_PROBLEM REQUIREMENTS:_
Every line below that has the string "this" needs to be copied.

_STORED DATA:_
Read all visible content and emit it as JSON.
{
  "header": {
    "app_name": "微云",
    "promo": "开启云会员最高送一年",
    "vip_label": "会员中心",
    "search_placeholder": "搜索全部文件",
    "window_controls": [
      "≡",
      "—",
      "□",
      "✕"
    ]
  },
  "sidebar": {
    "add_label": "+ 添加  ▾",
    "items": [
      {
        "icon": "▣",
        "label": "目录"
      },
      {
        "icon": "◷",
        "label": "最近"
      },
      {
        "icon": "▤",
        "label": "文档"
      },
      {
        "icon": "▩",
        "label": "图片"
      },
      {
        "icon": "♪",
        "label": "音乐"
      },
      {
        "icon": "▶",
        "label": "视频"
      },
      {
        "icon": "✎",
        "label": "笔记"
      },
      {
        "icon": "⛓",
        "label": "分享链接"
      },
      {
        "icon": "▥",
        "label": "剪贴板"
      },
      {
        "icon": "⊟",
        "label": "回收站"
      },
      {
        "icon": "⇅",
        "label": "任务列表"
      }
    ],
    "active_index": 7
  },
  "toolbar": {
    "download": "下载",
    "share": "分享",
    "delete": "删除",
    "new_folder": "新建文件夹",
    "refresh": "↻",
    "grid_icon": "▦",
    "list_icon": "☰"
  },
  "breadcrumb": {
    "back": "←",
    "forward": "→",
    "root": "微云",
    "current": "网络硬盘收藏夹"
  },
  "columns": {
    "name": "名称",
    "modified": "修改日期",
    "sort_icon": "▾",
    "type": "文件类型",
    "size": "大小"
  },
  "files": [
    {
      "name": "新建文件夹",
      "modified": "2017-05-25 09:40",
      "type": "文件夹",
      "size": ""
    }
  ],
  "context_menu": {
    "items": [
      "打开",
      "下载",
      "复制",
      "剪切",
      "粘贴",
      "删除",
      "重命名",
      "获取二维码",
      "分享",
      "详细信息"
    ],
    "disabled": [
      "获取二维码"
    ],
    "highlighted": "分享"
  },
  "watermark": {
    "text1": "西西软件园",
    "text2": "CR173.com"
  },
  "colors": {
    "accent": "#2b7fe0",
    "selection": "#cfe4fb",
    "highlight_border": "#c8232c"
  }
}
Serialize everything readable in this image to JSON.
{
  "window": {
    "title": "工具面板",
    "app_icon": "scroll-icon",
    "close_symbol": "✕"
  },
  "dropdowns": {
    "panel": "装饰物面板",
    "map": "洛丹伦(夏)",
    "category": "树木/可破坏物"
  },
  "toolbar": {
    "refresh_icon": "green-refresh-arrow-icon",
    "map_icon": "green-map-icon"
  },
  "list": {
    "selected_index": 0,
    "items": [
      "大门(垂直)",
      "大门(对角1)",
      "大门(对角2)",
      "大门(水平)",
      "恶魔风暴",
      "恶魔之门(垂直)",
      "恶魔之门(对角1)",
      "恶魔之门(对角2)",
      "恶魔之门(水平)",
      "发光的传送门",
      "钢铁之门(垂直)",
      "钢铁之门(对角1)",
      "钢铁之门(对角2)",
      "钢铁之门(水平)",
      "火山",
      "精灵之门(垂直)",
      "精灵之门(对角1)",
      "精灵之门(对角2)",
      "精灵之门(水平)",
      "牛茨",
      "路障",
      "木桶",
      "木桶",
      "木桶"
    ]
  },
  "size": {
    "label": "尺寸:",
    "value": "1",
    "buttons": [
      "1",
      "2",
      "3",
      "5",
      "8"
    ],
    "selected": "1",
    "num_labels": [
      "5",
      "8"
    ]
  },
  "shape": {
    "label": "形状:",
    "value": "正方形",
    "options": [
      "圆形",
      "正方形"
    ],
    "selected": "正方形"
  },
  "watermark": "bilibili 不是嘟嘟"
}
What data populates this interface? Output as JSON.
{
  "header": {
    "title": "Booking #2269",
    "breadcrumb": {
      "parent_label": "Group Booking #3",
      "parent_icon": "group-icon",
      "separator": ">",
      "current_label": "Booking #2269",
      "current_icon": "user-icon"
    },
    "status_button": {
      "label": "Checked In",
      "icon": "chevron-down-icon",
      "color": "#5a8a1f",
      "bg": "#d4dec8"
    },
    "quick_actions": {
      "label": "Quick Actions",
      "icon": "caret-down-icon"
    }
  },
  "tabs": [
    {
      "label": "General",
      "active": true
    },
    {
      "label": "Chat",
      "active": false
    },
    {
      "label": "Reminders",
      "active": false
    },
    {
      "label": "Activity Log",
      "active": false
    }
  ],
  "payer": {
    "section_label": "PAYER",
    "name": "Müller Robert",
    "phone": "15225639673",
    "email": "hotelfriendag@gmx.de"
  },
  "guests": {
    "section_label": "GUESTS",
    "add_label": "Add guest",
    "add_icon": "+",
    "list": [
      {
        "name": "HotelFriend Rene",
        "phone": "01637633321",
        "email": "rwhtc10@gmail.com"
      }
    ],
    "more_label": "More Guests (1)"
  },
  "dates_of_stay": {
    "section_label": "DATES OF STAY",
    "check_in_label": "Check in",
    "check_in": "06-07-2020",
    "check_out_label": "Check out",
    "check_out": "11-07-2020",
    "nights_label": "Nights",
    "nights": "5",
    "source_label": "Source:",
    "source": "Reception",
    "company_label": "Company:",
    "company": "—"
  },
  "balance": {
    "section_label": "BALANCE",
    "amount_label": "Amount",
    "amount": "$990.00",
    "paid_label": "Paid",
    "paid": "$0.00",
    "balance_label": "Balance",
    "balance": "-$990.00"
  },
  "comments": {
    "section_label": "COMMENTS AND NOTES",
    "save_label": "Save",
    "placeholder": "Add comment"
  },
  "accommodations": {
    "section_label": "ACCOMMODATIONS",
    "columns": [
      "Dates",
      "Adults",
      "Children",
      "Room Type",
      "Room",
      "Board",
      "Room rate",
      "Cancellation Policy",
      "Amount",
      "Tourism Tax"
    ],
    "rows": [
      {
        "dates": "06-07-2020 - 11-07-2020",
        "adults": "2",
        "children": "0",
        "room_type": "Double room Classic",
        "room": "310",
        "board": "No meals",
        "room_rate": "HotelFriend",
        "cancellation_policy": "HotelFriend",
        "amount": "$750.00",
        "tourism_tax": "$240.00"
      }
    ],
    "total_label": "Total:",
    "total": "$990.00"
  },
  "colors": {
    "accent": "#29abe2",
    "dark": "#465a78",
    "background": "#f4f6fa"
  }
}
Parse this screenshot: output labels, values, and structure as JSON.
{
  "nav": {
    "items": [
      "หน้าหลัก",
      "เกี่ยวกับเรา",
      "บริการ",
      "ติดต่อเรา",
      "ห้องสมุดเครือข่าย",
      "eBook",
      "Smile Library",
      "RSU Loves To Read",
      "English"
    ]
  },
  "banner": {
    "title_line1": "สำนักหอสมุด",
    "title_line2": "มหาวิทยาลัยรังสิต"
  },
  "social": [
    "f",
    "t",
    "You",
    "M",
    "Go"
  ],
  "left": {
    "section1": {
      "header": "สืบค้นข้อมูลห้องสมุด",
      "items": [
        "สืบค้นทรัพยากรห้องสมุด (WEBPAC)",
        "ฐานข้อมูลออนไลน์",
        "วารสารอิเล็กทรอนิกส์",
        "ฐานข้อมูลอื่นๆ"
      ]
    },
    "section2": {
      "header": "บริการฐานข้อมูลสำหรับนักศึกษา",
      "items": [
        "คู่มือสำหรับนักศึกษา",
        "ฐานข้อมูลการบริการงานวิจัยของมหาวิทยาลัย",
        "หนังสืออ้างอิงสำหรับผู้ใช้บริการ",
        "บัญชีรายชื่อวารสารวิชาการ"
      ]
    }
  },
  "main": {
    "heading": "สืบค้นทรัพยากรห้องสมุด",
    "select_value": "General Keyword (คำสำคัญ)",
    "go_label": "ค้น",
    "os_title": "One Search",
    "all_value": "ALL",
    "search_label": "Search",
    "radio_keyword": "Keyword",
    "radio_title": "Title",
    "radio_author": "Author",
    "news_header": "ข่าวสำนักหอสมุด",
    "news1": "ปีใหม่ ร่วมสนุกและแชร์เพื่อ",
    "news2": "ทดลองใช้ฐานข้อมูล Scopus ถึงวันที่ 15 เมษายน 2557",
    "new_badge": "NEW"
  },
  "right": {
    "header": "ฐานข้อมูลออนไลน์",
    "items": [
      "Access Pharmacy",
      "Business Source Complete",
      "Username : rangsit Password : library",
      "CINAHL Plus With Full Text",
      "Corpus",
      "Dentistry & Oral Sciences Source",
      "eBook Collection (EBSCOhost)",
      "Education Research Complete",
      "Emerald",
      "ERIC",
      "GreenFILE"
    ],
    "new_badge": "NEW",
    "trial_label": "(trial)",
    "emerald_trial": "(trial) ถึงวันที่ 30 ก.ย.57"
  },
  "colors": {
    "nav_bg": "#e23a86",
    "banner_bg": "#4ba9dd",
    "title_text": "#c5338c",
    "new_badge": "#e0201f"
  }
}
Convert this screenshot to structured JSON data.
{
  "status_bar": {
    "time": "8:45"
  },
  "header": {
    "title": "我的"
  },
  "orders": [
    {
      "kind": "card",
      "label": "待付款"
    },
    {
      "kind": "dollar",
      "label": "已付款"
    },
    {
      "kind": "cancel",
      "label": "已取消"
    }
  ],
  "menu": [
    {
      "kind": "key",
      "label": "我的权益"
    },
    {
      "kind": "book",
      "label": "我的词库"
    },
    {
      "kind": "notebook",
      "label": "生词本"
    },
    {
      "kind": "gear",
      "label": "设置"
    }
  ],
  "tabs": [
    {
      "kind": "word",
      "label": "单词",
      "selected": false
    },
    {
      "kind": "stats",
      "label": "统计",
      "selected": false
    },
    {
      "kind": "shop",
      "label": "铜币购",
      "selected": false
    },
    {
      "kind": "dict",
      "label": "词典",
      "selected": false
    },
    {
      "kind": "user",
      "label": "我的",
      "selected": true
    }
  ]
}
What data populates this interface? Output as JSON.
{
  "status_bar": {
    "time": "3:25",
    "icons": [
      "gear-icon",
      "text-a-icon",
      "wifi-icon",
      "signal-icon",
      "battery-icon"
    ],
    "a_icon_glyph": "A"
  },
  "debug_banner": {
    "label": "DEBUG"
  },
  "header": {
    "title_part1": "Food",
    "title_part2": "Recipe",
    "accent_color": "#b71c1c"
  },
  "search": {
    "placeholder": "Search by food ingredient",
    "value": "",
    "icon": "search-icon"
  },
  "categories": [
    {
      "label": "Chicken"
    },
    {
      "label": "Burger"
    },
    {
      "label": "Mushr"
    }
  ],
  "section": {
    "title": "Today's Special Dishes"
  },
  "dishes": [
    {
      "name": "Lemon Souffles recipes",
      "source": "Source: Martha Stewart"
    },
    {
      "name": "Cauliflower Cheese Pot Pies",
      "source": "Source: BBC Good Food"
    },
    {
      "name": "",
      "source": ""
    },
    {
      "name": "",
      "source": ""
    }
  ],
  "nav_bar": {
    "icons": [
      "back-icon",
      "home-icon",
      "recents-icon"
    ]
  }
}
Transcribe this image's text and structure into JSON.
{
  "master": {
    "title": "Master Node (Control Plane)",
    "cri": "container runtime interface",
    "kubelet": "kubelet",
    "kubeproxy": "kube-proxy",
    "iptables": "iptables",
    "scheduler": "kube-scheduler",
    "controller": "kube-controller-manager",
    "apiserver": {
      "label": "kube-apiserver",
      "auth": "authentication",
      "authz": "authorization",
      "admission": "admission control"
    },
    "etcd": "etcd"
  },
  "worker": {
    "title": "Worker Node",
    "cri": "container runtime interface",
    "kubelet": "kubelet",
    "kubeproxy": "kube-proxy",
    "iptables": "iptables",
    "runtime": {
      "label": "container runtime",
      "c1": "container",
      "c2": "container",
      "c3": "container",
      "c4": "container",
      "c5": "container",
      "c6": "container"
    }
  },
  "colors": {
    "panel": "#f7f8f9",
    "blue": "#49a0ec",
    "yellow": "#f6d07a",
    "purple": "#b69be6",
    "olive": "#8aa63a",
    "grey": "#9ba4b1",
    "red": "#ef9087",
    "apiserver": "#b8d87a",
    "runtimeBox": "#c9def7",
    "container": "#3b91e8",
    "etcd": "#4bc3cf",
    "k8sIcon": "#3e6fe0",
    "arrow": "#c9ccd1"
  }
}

_TASK RESPONSE:_
Serialize everything readable in this image to JSON.
What data populates this interface? Output as JSON.
Parse this screenshot: output labels, values, and structure as JSON.
Convert this screenshot to structured JSON data.
What data populates this interface? Output as JSON.
Transcribe this image's text and structure into JSON.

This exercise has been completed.